YOUR OBJECTIVE –
A single number is expected: the count of lines in the records below that contain "structure".

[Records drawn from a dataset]

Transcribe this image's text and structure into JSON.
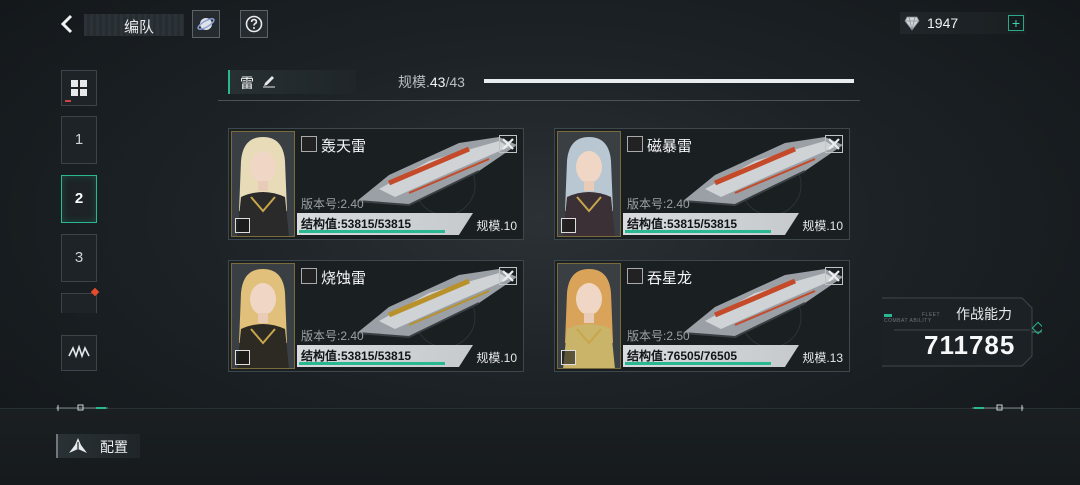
{
  "header": {
    "title": "编队",
    "currency_value": "1947",
    "plus_label": "+"
  },
  "side_tabs": [
    {
      "label": "1"
    },
    {
      "label": "2",
      "active": true
    },
    {
      "label": "3"
    }
  ],
  "fleet": {
    "name": "雷",
    "scale_label": "规模.",
    "scale_current": "43",
    "scale_max": "/43",
    "scale_fill": 1.0
  },
  "ships": [
    {
      "name": "轰天雷",
      "version": "版本号:2.40",
      "hp": "结构值:53815/53815",
      "scale": "规模.10",
      "hp_fraction": 1.0,
      "accent": "#c44a2a"
    },
    {
      "name": "磁暴雷",
      "version": "版本号:2.40",
      "hp": "结构值:53815/53815",
      "scale": "规模.10",
      "hp_fraction": 1.0,
      "accent": "#c44a2a"
    },
    {
      "name": "烧蚀雷",
      "version": "版本号:2.40",
      "hp": "结构值:53815/53815",
      "scale": "规模.10",
      "hp_fraction": 1.0,
      "accent": "#b8912a"
    },
    {
      "name": "吞星龙",
      "version": "版本号:2.50",
      "hp": "结构值:76505/76505",
      "scale": "规模.13",
      "hp_fraction": 1.0,
      "accent": "#c44a2a"
    }
  ],
  "power": {
    "label": "作战能力",
    "value": "711785",
    "tag_line1": "FLEET",
    "tag_line2": "COMBAT ABILITY"
  },
  "bottom": {
    "config_label": "配置"
  },
  "colors": {
    "accent_green": "#29b892",
    "bg_dark": "#1a1f22"
  }
}
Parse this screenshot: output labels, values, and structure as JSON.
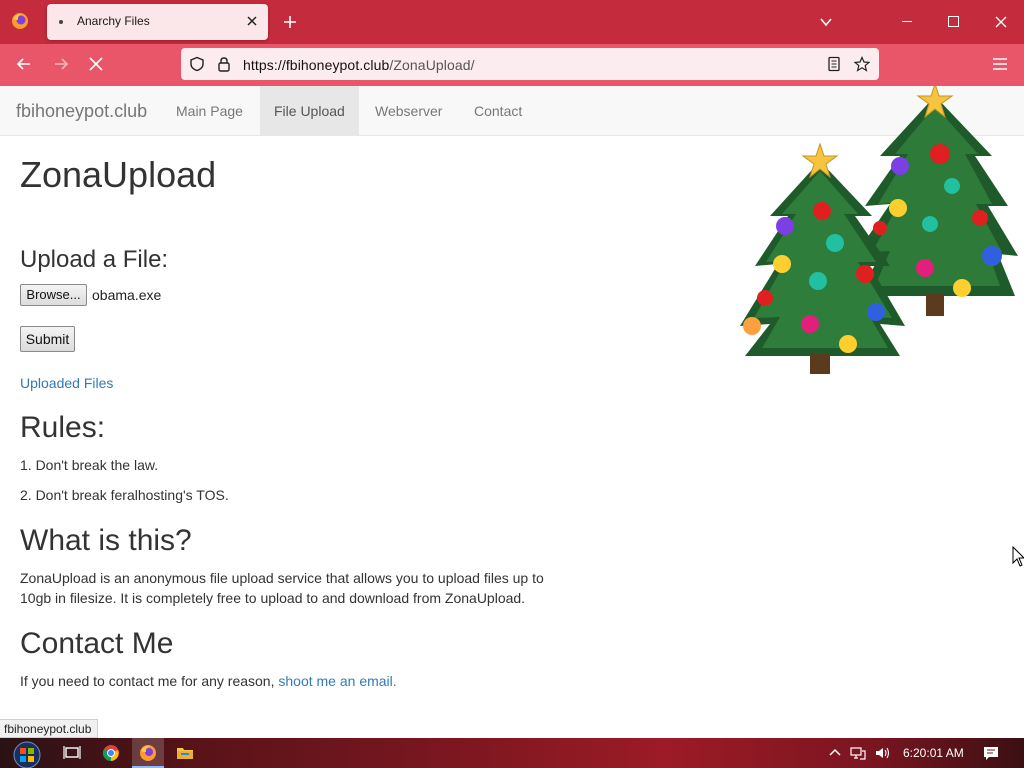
{
  "browser": {
    "tab_title": "Anarchy Files",
    "url_domain": "https://fbihoneypot.club",
    "url_path": "/ZonaUpload/"
  },
  "site": {
    "brand": "fbihoneypot.club",
    "nav": [
      "Main Page",
      "File Upload",
      "Webserver",
      "Contact"
    ],
    "active_nav": "File Upload"
  },
  "page": {
    "title": "ZonaUpload",
    "upload_heading": "Upload a File:",
    "browse_label": "Browse...",
    "selected_file": "obama.exe",
    "submit_label": "Submit",
    "uploaded_link": "Uploaded Files",
    "rules_heading": "Rules:",
    "rules": [
      "1. Don't break the law.",
      "2. Don't break feralhosting's TOS."
    ],
    "about_heading": "What is this?",
    "about_text_1": "ZonaUpload is an anonymous file upload service that allows you to upload files up to",
    "about_text_2": "10gb in filesize. It is completely free to upload to and download from ZonaUpload.",
    "contact_heading": "Contact Me",
    "contact_text": "If you need to contact me for any reason, ",
    "contact_link": "shoot me an email."
  },
  "status_url": "fbihoneypot.club",
  "taskbar": {
    "clock": "6:20:01 AM"
  },
  "colors": {
    "tabbar": "#c42b3d",
    "navbar": "#e9566a",
    "link": "#337ab7"
  }
}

RESULT OF THIS EXERCISE –
2